I think I can say categorically that I've never ever done anything that the Bell System wouldn't think was an appropriate thing since then, I've paid for my phone calls, I'm still an AT&T local and long distance subscriber, I think they did a wonderful thing for America building the network they did. I understand what the political thought process was in '84 and am almost okay with it. The political process in '96 was classically stupid, and failed, with the Telecom Act of '96, so I think AT&T has come to a worse end than it really should have, but certainly from a technological point of view it's a modern miracle. The stuff I do nowadays basically has to do with communication systems in other countries, and I can assure you that as far as sophistication in any dimension you want to go America still has the best and most amazing system of anywhere, including all the cellular advances and all of that. It's owing to a bunch of folks who had the money and the mission to sit down and do a good job, and they did.
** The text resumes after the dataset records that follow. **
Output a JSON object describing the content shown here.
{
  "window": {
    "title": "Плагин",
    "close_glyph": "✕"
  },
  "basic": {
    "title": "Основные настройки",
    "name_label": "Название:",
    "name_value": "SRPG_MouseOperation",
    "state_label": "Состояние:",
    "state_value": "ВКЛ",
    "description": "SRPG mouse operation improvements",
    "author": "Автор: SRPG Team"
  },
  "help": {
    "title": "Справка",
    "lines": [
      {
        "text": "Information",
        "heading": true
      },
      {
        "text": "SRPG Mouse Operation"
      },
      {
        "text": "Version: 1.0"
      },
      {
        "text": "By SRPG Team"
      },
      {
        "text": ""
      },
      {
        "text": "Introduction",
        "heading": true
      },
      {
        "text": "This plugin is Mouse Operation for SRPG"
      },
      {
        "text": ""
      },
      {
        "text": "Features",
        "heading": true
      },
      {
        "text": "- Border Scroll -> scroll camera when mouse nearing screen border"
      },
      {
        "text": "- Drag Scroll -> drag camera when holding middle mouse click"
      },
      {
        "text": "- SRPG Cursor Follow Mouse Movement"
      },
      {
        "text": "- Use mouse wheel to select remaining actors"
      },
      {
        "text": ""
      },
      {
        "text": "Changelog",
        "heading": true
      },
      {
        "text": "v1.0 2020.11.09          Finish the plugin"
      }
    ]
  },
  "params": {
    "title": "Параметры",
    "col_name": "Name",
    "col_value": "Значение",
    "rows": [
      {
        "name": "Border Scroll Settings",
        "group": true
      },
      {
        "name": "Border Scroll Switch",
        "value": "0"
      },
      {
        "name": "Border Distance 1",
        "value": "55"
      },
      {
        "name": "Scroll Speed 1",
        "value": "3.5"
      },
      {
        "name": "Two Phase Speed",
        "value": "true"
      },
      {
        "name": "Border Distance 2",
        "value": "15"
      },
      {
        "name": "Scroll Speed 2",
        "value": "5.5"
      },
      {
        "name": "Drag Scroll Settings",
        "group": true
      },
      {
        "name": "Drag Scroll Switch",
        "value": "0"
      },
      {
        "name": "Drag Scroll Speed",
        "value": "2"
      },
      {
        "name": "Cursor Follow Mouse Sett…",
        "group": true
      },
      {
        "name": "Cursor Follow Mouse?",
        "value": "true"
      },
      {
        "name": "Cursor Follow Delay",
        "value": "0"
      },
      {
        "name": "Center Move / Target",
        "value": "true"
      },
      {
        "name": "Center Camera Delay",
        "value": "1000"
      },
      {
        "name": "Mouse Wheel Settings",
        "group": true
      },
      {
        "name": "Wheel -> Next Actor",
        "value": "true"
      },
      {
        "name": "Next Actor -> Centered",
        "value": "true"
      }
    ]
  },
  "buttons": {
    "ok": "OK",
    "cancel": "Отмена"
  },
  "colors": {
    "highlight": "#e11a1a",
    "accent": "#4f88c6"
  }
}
This is great John, thank you very much. I really appreciate it.
Can you give us a bit of a biographical sketch?
Sure. I was born in 1947 in a very small town in Texas. It was a bedroom community for a Dow Chemical plant. Most of them men in town were engineers. It was a very interesting place for a small kid to grow up, because you had lots and lots of smart people around and lots of people with engineering and technical backgrounds.
Did you sort of naturally gravitate to engineering as a result of that environment?
I don't know. I'm an engineer, both of my grandfathers were engineers, my father and all of my uncles were my engineers or the equivalent. My children are engineers.
So "gravitating," I don't know whether that's the right word for it. Maybe it's genetic. My mother believes it's a recessive trait, so...
but it was a town in which knowing things about science and technology were considered good, and where there were a lot of people who were natively interested in that sort of thing. It was a good environment from that perspective, although it didn't relate to this topic exactly perfectly. We moved from Texas to Michigan in September of 1963 when I was 16 years old. And I went to high school there for two years. I dropped out of high school in September of '65. I have no high-school diploma. Despite that, I went to Rice in Houston as an undergraduate. Ultimately I went on to get a Ph.D.
It's a myth that you have to graduate from high school. Michigan and Michigan State refused me because I had not graduated from a Michigan high school, but MIT, and Case Institute and Rice said "Hey, come on," so I picked Rice because it was the least expensive of the three. That, of course, was an issue back then.
So, I was there for five years, and in an effort to avoid the draft, I mean get degrees.
After the Navy and graduate school at Stanford I went to work for a small company called ARGOSystems, that no longer exists, it was bought by Boeing some years ago. The principal reason I took that job was that it was one mile from my house. My wife was also in the Ph.D. program at Stanford, but a year behind me, and we had one baby and another on the way, so having a job nearby was a good idea. It was characterized by the following job offer, which was: "We do really cool stuff, we can't tell you what it is. You'll love it."
I imagine they were right.
They were right. They were absolutely right. I started there on the first of July, 1977, I worked there six years, taught a year at Cornell, and then started Applied Signal Technology with three other folks and that's where I still am. I'm their Chief Technology Officer.
The above is a ever-so-slightly edited author interview with John Treichler, 2005.
Many thanks to Mio Cohen for transcribing the interview.